Hansen dribbles left and hits a three for the first points of the fourth. Mizzou leads 35-32.
Williams drains a midrange layup. She has 10 points and nine rebounds. Mizzou leads 37-34.
Troup finds an open lane and hits the layup. The game is tied at 39.
Troup drives and is fouled. This is Arkansas’ first foul of the fourth. She drains both. The game is tied at 41.
Troup hits another three and it’s a two point game. Tigers trail 44-46.
Williams is fouled on a layup attempt. She has a chance for two. She drains both and the game is tied at 46.
Williams blocks Ramirez from behind. Timeout called with 28 seconds left by Arkansas. Game remains tied at 46.
Ramirez hits a heavily contested shot and gives Arkansas a 48-46 lead. Coach P calls a timeout with 25.5 seconds left.
Troup hits a layup and ties the game up at 48!
OVERTIME! Ramirez misses her shot and we’re heading to overtime!
Mizzou gets the first points of overtime after Troup breaks her defender’s ankles and hits a jumper. Mizzou leads 50-48. She has a career high 21 points.
After Spencer’s shot goes in, she and Hansen are slapped with a double technical. Spencer misses her and-one free throw. Game is knotted up at 50.
Troup finds Williams in the wide open lane on a bounce pass.

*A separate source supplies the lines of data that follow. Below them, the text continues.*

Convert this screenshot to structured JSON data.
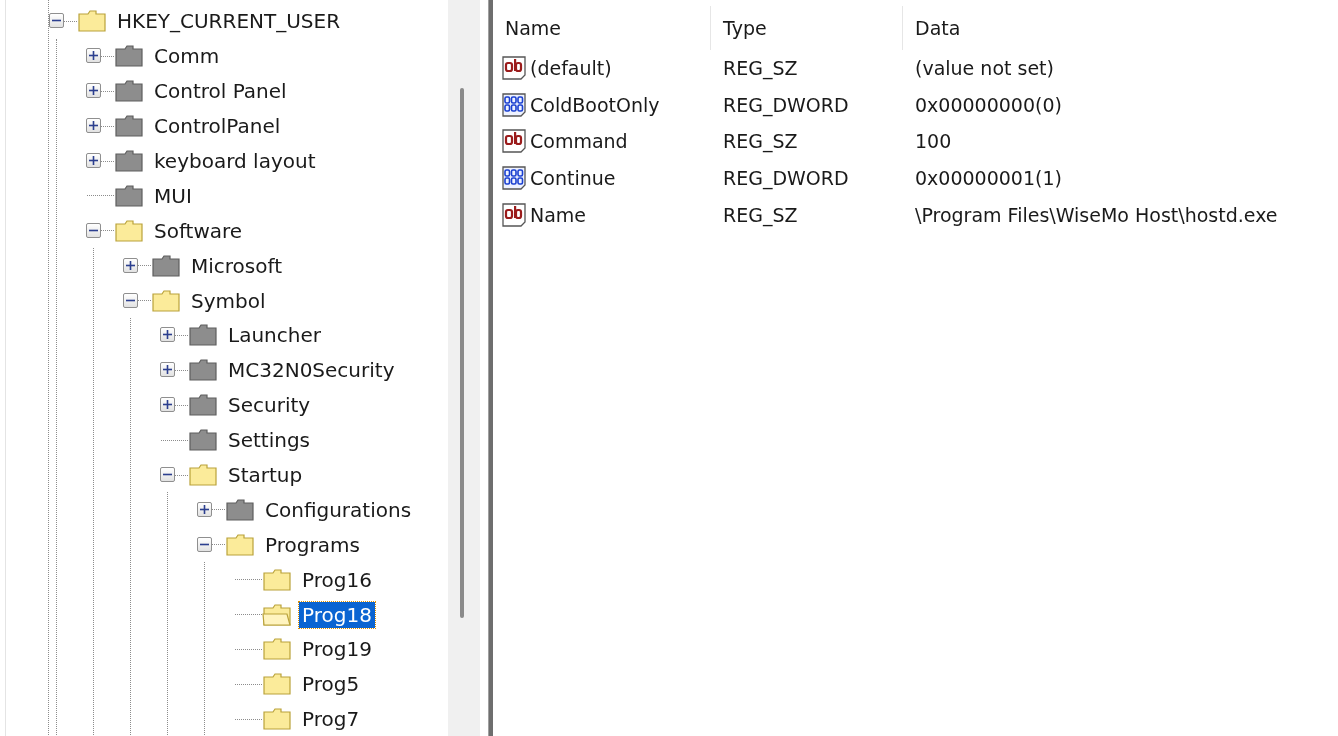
{
  "tree": [
    {
      "label": "HKEY_CURRENT_USER",
      "expanded": true,
      "loaded": true,
      "selected": false,
      "children": [
        {
          "label": "Comm",
          "expanded": false,
          "loaded": false,
          "selected": false
        },
        {
          "label": "Control Panel",
          "expanded": false,
          "loaded": false,
          "selected": false
        },
        {
          "label": "ControlPanel",
          "expanded": false,
          "loaded": false,
          "selected": false
        },
        {
          "label": "keyboard layout",
          "expanded": false,
          "loaded": false,
          "selected": false
        },
        {
          "label": "MUI",
          "loaded": false,
          "selected": false
        },
        {
          "label": "Software",
          "expanded": true,
          "loaded": true,
          "selected": false,
          "children": [
            {
              "label": "Microsoft",
              "expanded": false,
              "loaded": false,
              "selected": false
            },
            {
              "label": "Symbol",
              "expanded": true,
              "loaded": true,
              "selected": false,
              "children": [
                {
                  "label": "Launcher",
                  "expanded": false,
                  "loaded": false,
                  "selected": false
                },
                {
                  "label": "MC32N0Security",
                  "expanded": false,
                  "loaded": false,
                  "selected": false
                },
                {
                  "label": "Security",
                  "expanded": false,
                  "loaded": false,
                  "selected": false
                },
                {
                  "label": "Settings",
                  "loaded": false,
                  "selected": false
                },
                {
                  "label": "Startup",
                  "expanded": true,
                  "loaded": true,
                  "selected": false,
                  "children": [
                    {
                      "label": "Configurations",
                      "expanded": false,
                      "loaded": false,
                      "selected": false
                    },
                    {
                      "label": "Programs",
                      "expanded": true,
                      "loaded": true,
                      "selected": false,
                      "children": [
                        {
                          "label": "Prog16",
                          "loaded": true,
                          "selected": false
                        },
                        {
                          "label": "Prog18",
                          "loaded": true,
                          "selected": true
                        },
                        {
                          "label": "Prog19",
                          "loaded": true,
                          "selected": false
                        },
                        {
                          "label": "Prog5",
                          "loaded": true,
                          "selected": false
                        },
                        {
                          "label": "Prog7",
                          "loaded": true,
                          "selected": false
                        }
                      ]
                    }
                  ]
                }
              ]
            }
          ]
        }
      ]
    }
  ],
  "list": {
    "columns": [
      "Name",
      "Type",
      "Data"
    ],
    "rows": [
      {
        "kind": "string",
        "name": "(default)",
        "type": "REG_SZ",
        "data": "(value not set)"
      },
      {
        "kind": "dword",
        "name": "ColdBootOnly",
        "type": "REG_DWORD",
        "data": "0x00000000(0)"
      },
      {
        "kind": "string",
        "name": "Command",
        "type": "REG_SZ",
        "data": "100"
      },
      {
        "kind": "dword",
        "name": "Continue",
        "type": "REG_DWORD",
        "data": "0x00000001(1)"
      },
      {
        "kind": "string",
        "name": "Name",
        "type": "REG_SZ",
        "data": "\\Program Files\\WiseMo Host\\hostd.exe"
      }
    ]
  }
}
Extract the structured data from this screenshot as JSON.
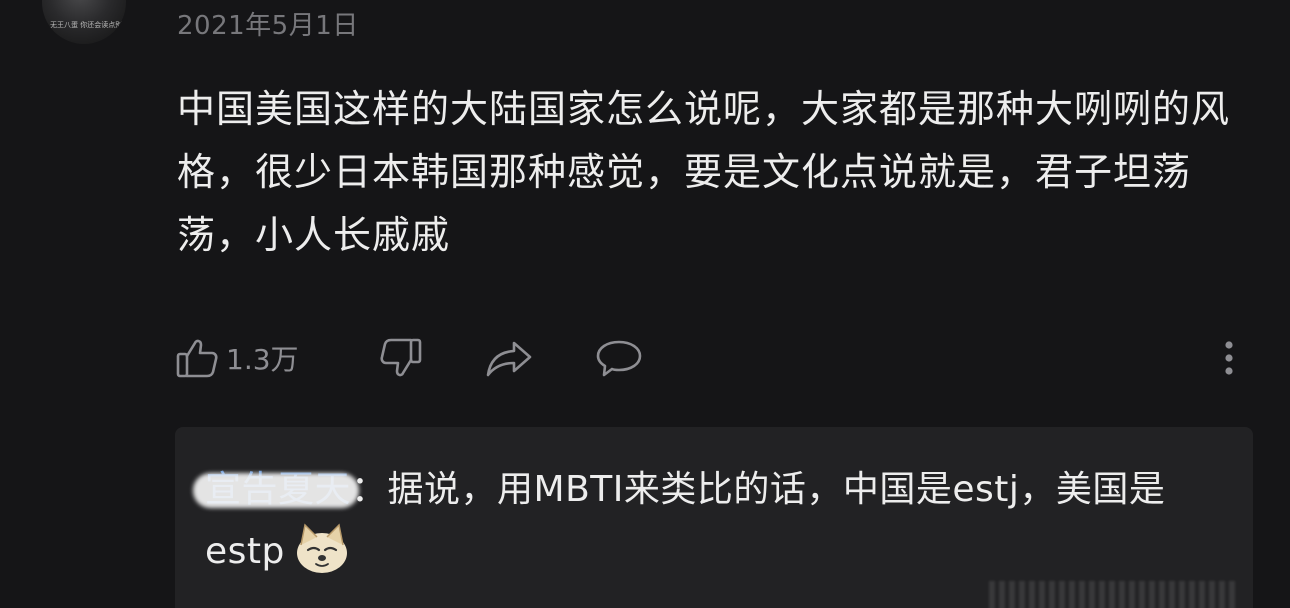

Mizzou trails 52-57.
Final: Arkansas defeats Mizzou 61-52 in overtime.